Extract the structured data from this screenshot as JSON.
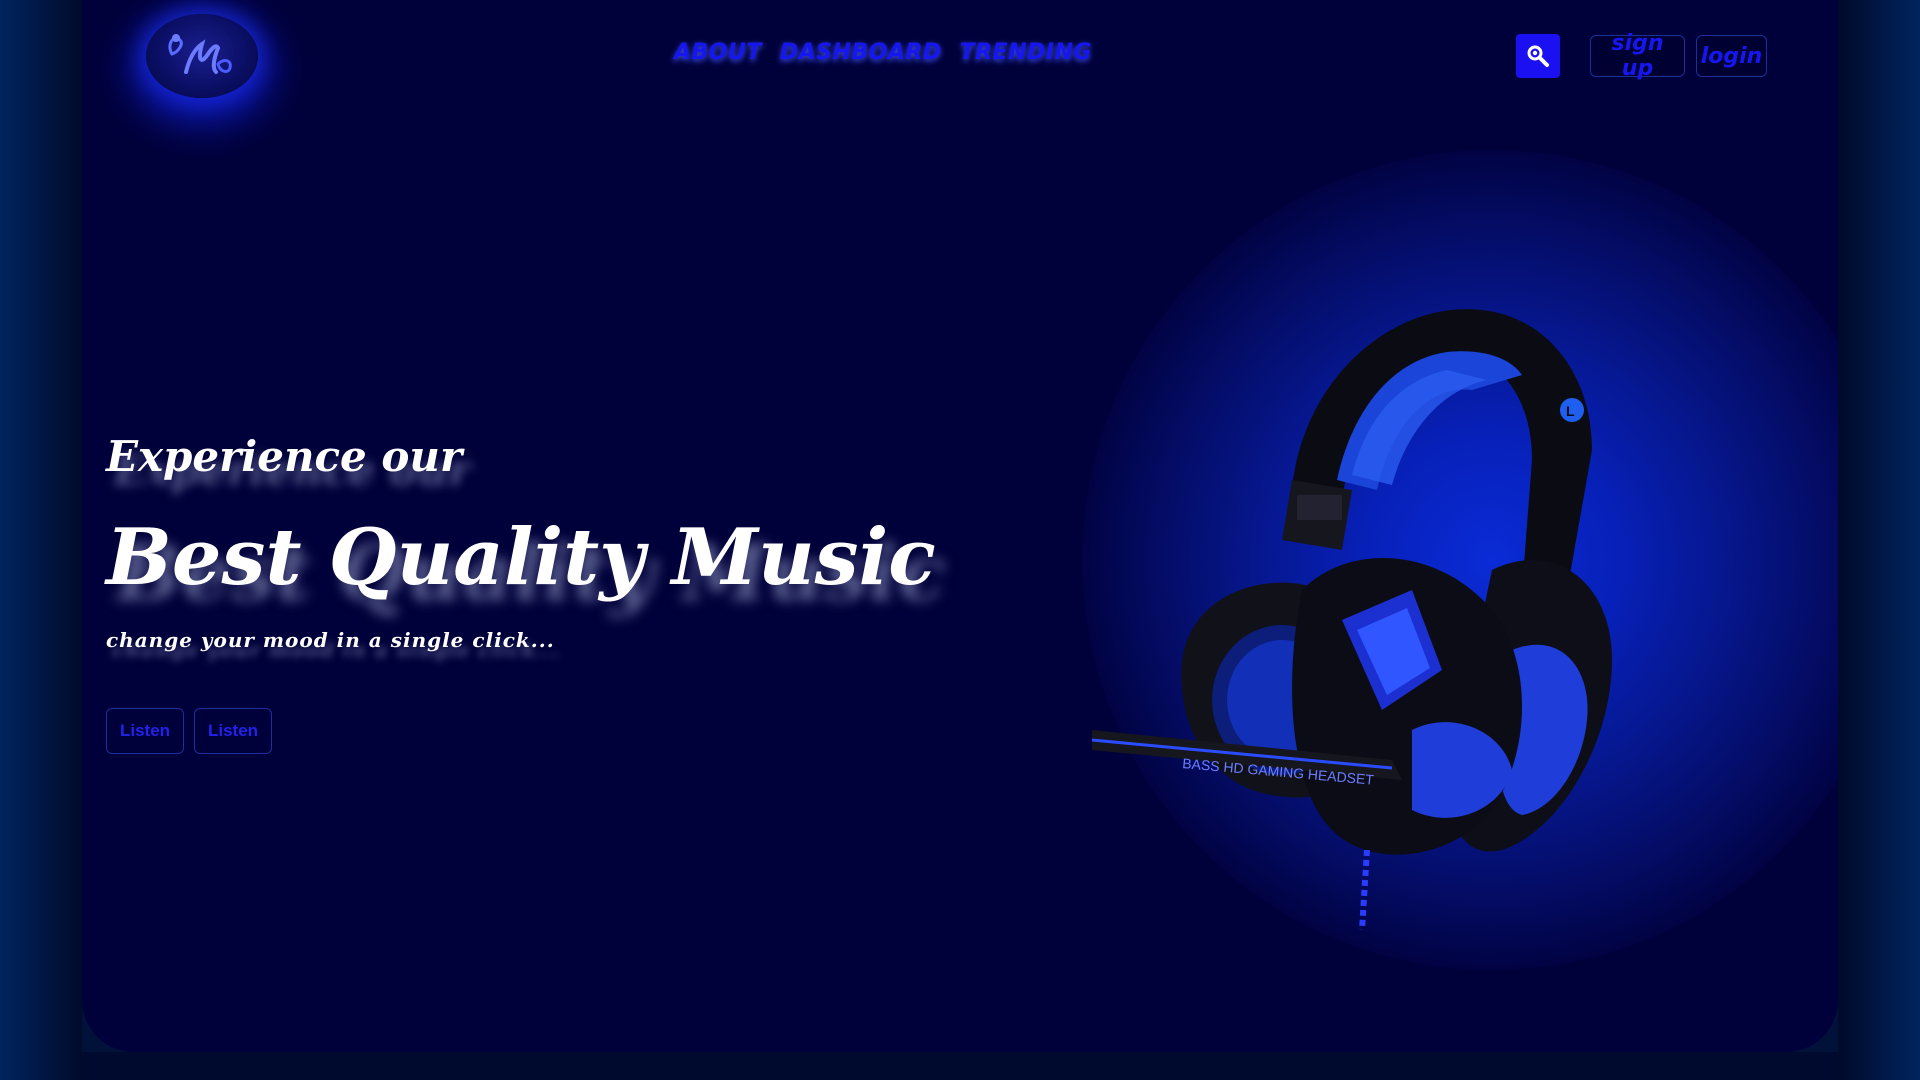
{
  "brand": {
    "logo_icon": "music-note-logo-icon"
  },
  "nav": {
    "items": [
      {
        "label": "ABOUT"
      },
      {
        "label": "DASHBOARD"
      },
      {
        "label": "TRENDING"
      }
    ]
  },
  "header": {
    "search_icon": "search-icon",
    "signup_label": "sign up",
    "login_label": "login"
  },
  "hero": {
    "subtitle": "Experience our",
    "title": "Best Quality Music",
    "tagline": "change your mood in a single click...",
    "buttons": [
      {
        "label": "Listen"
      },
      {
        "label": "Listen"
      }
    ],
    "image_caption": "BASS HD GAMING HEADSET",
    "image_marker": "L"
  },
  "colors": {
    "panel_bg": "#00003a",
    "accent_blue": "#1a10f2",
    "nav_text": "#1616f0",
    "glow": "#0a2bd6",
    "hero_text": "#ffffff"
  }
}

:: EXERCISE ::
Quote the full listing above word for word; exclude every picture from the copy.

:: WRITTEN SOLUTION ::
Extract the structured data from this screenshot as JSON.
{
  "brand": {
    "logo_icon": "music-note-logo-icon"
  },
  "nav": {
    "items": [
      {
        "label": "ABOUT"
      },
      {
        "label": "DASHBOARD"
      },
      {
        "label": "TRENDING"
      }
    ]
  },
  "header": {
    "search_icon": "search-icon",
    "signup_label": "sign up",
    "login_label": "login"
  },
  "hero": {
    "subtitle": "Experience our",
    "title": "Best Quality Music",
    "tagline": "change your mood in a single click...",
    "buttons": [
      {
        "label": "Listen"
      },
      {
        "label": "Listen"
      }
    ],
    "image_caption": "BASS HD GAMING HEADSET",
    "image_marker": "L"
  },
  "colors": {
    "panel_bg": "#00003a",
    "accent_blue": "#1a10f2",
    "nav_text": "#1616f0",
    "glow": "#0a2bd6",
    "hero_text": "#ffffff"
  }
}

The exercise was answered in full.